Icellars Red Velvet 2019 ($140) — This is perhaps the most unique Niagara wine I have ever tasted; there is nothing to compare it to. When tasted, it was only bottled two days before and unfair to really review this seriously or score it. I will endeavour to get back to it in a month or two. But here are my early notes. This is the first appassimento style made by Adnan and his team. The Cabernet Sauvignon (67%) was dried on racks right in the tasting facility while the two other components — Malbec (22%) and Merlot (11%) — were not dried. The Cab Sauvignon was picked on Dec. 7, 2019 in what Icel calls “the latest picking day in the Northern hemisphere” in 2019. “We probably broke a world record.” It was actually picked after a lot of the icewine in the region had been harvested and the berries were well on their way to shriveling up before they hit the drying phase and, in fact, only needed a 14 days of drying to raise the Brix nearly 10 degrees. It was aged for 24 months in three oak barrels, one new and the other two used and the wine was finished at nearly 16% abv (and likely higher). Amazingly, there is only 2.5 g/l of sugar in this wine, but, with the super-ripe fruit, it feels like much more. Such a crazy nose, not unlike an icewine smells without all the sweet honey notes, with Damson plums, compoted raspberries, kirsch, Sultana raisins, anise, red licorice, sweet spice notes and minty herbs. It is super concentrated and ripe on the palate with layers of compoted dark berries, kirsch, eucalypt, plums, raisiny notes, thick oak spices, vanilla bean and a long, boozy finish that I am anticipating will melt into the wine somewhat with long aging. I do not know where this wine is going for sure, but I do know that I want to follow its progression.

The icewines

Icellars Cabernet Franc Icewine 2019 ($48 for 200 mL, 92 points) — After getting frustrated with consumers thinking the name of the winery was related to icewine, Icel finally relented and decided it was time to actually make one to appease those who ventured to Icellars in search of that sweet style of wine. He says he will only make it every three years or so and the 2016 Riesling version (poured along with this and previously reviewed) was followed by this 2019 Cab Franc version. This is the first estate icewine and was finished with 153 g/l of residual sugar and a whopping 13.6% abv, rather on the high side for icewine. It shows a rich mix of compoted red berries, herbs and a touch of crème de cassis.

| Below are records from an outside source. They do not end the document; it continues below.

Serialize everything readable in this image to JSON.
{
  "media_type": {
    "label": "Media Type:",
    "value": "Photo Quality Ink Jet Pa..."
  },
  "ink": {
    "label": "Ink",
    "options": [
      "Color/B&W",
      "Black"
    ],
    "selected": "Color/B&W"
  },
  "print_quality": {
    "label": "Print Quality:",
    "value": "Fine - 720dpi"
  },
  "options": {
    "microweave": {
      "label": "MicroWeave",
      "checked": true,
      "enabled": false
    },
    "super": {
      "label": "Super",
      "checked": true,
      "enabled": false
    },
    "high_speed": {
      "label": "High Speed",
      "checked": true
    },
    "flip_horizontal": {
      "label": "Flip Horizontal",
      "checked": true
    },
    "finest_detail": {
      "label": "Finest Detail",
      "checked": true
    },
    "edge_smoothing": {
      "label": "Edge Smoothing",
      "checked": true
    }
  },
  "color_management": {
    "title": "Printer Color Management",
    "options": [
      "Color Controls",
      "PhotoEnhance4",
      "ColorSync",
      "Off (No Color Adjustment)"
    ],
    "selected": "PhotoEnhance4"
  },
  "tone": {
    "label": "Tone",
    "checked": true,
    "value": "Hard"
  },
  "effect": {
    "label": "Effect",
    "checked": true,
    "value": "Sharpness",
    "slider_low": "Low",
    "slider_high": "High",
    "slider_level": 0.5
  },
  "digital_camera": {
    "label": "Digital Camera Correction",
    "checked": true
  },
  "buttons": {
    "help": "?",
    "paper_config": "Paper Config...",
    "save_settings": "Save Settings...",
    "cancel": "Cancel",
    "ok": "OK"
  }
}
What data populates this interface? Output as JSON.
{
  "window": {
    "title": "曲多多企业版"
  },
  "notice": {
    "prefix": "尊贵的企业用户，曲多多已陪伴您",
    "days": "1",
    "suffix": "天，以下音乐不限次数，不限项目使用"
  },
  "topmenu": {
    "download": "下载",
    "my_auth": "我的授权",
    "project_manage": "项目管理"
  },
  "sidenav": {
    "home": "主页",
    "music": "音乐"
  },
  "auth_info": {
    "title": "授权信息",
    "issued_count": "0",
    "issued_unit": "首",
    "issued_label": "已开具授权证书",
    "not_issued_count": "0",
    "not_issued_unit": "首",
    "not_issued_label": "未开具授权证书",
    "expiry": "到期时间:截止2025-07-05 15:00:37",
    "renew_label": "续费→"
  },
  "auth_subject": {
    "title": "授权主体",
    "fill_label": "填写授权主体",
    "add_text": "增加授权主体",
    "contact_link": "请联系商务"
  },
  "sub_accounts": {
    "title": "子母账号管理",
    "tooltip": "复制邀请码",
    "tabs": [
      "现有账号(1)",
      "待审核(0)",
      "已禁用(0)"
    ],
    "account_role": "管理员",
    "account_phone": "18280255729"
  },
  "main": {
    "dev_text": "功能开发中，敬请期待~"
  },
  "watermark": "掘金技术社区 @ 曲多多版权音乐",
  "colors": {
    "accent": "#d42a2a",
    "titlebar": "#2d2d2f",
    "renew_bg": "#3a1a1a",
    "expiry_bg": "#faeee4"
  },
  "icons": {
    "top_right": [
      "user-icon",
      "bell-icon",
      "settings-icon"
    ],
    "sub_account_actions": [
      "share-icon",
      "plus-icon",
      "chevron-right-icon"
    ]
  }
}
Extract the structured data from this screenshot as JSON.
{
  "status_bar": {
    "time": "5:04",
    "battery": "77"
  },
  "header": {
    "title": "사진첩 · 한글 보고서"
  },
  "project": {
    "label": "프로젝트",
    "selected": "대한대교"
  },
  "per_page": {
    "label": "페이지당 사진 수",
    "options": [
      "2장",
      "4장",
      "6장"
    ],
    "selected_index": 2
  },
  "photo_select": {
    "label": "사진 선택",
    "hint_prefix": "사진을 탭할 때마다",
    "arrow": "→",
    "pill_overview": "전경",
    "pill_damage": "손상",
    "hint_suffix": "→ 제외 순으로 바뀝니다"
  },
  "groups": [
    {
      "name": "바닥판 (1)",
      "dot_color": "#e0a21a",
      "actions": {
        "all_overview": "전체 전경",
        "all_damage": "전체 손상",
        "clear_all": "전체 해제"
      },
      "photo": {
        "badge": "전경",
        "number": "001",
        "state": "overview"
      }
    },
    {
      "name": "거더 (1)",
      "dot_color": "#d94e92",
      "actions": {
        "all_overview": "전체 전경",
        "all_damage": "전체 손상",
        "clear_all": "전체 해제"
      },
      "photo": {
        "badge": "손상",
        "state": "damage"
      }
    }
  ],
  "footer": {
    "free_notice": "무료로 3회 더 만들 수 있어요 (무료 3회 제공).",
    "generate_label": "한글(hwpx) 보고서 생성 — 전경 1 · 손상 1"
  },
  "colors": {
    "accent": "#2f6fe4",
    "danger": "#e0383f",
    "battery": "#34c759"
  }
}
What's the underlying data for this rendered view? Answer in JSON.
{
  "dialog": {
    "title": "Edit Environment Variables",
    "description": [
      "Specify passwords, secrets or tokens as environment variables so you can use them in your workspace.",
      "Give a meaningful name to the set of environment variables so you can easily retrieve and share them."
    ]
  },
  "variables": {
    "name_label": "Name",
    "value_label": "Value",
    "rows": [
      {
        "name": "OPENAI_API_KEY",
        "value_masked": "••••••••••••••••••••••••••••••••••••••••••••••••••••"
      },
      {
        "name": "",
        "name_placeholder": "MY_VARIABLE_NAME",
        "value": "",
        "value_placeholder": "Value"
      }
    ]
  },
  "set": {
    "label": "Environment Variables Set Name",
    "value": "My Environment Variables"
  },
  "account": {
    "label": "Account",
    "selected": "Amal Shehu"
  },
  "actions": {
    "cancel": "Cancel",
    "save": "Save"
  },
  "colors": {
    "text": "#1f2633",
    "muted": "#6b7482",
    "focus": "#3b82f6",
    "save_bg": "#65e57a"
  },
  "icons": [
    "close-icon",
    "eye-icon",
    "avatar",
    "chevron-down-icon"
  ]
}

It’s luxurious on the palate with mulled red berries, pronounced raspberry jam notes in an elegant and somewhat fresh (for an icewine) style that will benefit from aging.